### [TASK REQUIREMENTS]
From the material below, list every line containing "name".

***** DATASET RECORDS *****

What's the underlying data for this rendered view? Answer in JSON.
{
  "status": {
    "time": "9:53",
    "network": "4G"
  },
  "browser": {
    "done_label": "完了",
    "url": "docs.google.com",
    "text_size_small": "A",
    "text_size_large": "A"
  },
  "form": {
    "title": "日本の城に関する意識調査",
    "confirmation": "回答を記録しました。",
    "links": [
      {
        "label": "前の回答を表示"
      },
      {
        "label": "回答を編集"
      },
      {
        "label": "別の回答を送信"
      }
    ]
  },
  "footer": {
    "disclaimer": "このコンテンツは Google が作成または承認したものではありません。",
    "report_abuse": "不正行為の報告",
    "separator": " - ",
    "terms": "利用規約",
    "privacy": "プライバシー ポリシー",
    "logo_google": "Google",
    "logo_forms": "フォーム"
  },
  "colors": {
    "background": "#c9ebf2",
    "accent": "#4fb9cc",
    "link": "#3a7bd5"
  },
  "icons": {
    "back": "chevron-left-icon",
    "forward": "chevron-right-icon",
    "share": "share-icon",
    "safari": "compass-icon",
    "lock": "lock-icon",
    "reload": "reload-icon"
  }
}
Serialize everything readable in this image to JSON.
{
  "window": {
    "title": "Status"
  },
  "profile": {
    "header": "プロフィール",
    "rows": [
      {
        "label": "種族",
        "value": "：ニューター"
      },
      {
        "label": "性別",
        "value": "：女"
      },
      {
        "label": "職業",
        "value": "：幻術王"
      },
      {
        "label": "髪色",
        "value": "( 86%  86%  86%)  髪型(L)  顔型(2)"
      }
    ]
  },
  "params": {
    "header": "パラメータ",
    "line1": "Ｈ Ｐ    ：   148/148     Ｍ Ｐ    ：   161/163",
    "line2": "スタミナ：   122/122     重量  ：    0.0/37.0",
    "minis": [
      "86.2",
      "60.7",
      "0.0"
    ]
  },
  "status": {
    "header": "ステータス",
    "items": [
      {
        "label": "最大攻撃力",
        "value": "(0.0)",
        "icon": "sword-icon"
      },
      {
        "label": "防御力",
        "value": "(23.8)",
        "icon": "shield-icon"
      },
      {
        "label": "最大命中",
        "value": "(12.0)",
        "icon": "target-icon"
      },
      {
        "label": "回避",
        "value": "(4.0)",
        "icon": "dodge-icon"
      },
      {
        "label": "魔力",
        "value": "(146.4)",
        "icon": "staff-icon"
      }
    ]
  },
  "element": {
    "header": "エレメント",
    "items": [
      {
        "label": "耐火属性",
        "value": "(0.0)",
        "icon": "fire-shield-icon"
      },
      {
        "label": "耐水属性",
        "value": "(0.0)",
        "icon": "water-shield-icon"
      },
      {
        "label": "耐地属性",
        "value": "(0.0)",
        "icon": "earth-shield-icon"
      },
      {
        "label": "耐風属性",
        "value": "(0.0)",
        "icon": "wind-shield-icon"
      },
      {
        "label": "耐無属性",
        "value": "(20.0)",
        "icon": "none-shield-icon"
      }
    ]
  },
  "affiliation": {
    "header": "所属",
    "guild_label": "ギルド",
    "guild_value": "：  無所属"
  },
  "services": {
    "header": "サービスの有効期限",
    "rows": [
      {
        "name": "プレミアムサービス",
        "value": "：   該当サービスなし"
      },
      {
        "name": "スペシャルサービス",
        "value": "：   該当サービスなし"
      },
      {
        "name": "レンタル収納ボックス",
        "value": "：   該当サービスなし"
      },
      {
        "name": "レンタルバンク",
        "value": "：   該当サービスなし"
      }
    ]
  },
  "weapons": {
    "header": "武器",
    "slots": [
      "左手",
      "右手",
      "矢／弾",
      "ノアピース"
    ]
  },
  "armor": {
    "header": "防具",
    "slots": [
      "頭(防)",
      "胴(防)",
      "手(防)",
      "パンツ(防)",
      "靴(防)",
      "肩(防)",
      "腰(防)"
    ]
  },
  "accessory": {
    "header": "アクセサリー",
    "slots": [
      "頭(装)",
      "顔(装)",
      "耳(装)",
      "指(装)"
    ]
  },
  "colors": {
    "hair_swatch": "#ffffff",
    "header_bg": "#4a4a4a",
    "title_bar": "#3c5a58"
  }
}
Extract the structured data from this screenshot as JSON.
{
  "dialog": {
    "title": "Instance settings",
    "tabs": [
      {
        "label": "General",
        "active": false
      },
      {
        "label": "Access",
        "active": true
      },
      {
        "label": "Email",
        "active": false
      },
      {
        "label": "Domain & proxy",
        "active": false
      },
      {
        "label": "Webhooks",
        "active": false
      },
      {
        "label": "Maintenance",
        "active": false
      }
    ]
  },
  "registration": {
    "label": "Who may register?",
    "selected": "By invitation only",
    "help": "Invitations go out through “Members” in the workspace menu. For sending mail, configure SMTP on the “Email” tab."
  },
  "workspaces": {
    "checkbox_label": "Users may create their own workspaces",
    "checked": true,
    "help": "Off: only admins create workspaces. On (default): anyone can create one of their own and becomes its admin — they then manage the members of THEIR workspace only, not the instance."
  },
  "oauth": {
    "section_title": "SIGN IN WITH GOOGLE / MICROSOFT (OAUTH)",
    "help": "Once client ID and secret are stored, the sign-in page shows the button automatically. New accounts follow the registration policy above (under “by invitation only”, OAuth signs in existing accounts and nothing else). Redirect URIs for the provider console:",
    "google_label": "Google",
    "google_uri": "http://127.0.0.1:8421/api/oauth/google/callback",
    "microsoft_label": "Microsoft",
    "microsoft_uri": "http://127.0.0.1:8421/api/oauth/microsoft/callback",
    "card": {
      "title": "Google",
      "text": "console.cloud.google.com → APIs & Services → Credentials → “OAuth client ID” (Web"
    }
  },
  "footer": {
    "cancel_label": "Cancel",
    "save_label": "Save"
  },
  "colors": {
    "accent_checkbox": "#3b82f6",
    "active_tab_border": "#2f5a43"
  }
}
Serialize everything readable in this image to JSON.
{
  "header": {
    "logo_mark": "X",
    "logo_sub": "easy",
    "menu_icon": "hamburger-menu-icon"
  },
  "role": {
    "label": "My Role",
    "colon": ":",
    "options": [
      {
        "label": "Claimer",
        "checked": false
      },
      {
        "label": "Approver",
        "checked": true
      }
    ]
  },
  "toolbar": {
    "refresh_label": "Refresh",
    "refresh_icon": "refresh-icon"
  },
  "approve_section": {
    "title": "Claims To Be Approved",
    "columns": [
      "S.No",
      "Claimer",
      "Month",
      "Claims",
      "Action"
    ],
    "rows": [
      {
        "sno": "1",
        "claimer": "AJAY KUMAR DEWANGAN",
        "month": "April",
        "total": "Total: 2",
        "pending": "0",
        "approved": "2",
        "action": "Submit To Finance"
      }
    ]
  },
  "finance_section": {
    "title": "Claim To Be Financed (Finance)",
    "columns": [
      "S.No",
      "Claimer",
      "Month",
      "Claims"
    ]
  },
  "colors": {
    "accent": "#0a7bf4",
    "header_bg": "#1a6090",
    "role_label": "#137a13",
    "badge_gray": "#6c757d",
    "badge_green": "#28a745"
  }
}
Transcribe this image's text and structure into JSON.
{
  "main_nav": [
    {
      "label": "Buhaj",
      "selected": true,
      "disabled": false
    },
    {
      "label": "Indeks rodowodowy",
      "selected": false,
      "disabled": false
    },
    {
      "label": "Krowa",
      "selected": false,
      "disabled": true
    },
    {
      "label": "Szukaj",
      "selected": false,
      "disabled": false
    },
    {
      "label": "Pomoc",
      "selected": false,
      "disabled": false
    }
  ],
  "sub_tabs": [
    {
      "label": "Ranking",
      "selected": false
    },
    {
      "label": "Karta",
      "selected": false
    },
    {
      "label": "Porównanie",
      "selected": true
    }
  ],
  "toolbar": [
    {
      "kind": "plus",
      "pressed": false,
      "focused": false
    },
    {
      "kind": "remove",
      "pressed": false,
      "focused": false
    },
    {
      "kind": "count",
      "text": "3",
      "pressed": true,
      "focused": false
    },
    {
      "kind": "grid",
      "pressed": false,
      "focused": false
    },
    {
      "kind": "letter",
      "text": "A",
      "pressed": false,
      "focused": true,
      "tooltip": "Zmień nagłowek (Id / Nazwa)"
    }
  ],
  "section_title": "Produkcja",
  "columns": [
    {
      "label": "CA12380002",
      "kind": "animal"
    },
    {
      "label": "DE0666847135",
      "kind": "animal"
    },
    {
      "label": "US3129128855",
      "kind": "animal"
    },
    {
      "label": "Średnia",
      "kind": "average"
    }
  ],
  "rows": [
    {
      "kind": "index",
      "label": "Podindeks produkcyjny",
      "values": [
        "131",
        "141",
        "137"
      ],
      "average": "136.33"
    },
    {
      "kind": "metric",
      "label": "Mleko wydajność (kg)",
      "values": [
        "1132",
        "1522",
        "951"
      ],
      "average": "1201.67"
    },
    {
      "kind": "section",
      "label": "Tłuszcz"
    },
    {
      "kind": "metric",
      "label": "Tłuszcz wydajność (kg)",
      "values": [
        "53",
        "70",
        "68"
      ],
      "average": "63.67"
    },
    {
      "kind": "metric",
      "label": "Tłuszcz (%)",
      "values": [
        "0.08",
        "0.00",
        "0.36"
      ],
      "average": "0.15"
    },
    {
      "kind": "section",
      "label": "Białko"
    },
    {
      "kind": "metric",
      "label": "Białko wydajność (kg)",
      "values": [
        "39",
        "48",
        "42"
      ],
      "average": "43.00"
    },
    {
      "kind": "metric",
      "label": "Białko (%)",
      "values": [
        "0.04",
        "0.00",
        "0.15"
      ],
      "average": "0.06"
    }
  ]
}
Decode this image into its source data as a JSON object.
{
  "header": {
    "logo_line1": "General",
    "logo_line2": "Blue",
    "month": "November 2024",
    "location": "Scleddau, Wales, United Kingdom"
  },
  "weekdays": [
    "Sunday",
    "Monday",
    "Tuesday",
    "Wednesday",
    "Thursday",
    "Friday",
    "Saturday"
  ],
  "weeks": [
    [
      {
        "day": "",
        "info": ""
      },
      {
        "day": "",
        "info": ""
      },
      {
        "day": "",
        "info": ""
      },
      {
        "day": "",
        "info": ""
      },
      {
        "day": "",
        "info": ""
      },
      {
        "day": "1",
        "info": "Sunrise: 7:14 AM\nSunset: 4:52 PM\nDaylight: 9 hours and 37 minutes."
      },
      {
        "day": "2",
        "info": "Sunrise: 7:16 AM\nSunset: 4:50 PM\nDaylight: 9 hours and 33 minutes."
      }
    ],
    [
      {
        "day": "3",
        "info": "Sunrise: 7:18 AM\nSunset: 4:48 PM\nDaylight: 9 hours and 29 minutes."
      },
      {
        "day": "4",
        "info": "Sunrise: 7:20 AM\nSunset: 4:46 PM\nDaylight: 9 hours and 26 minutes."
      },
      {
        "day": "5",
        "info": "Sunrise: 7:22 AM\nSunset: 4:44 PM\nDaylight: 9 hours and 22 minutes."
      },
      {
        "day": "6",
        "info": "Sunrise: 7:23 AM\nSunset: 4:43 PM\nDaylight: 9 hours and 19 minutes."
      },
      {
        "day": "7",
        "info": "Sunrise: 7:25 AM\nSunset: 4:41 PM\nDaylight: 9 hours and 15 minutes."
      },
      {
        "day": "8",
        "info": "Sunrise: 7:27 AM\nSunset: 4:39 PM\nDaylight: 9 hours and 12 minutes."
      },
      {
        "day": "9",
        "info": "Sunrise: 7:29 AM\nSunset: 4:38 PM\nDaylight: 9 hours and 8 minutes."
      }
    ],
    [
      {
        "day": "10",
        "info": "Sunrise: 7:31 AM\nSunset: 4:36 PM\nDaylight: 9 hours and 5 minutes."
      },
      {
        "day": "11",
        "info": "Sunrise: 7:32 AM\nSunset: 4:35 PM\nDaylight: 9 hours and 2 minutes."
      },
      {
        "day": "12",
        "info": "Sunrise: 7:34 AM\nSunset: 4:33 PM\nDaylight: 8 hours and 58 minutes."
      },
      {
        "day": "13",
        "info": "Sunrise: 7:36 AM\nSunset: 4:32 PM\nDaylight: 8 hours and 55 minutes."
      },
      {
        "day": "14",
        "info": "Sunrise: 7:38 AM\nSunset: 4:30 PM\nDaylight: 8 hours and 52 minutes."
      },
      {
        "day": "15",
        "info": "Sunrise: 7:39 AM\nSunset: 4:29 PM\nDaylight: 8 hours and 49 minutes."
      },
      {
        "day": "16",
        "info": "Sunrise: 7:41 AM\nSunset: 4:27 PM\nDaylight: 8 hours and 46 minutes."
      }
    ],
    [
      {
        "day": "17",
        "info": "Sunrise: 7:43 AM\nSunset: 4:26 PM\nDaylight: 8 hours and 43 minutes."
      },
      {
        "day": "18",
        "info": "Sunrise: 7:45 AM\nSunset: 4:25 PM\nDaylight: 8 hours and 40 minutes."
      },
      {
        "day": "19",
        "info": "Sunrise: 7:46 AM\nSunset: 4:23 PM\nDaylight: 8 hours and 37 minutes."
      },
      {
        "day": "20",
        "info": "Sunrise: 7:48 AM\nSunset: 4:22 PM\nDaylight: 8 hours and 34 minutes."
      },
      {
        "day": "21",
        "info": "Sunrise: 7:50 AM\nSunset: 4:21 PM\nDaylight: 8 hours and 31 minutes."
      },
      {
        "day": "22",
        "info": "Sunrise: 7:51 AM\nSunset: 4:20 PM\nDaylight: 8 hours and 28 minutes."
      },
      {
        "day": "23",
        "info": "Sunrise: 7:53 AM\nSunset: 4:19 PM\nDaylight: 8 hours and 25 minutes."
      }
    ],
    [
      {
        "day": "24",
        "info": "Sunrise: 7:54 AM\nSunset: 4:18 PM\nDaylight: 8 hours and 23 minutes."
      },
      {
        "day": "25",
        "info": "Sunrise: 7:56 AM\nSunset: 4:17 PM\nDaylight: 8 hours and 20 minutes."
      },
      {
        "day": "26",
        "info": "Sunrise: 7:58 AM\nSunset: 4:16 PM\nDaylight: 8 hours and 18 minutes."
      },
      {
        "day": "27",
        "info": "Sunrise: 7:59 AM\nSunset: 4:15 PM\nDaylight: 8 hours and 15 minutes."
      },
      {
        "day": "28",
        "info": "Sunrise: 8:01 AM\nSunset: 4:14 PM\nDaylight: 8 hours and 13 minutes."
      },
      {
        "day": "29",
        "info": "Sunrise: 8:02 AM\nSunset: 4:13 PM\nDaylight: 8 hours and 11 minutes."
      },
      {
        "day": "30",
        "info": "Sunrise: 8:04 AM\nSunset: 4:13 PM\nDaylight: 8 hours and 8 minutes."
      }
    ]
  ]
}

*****

### [SOLVED PROBLEM]
        "name": "プレミアムサービス",
        "name": "スペシャルサービス",
        "name": "レンタル収納ボックス",
        "name": "レンタルバンク",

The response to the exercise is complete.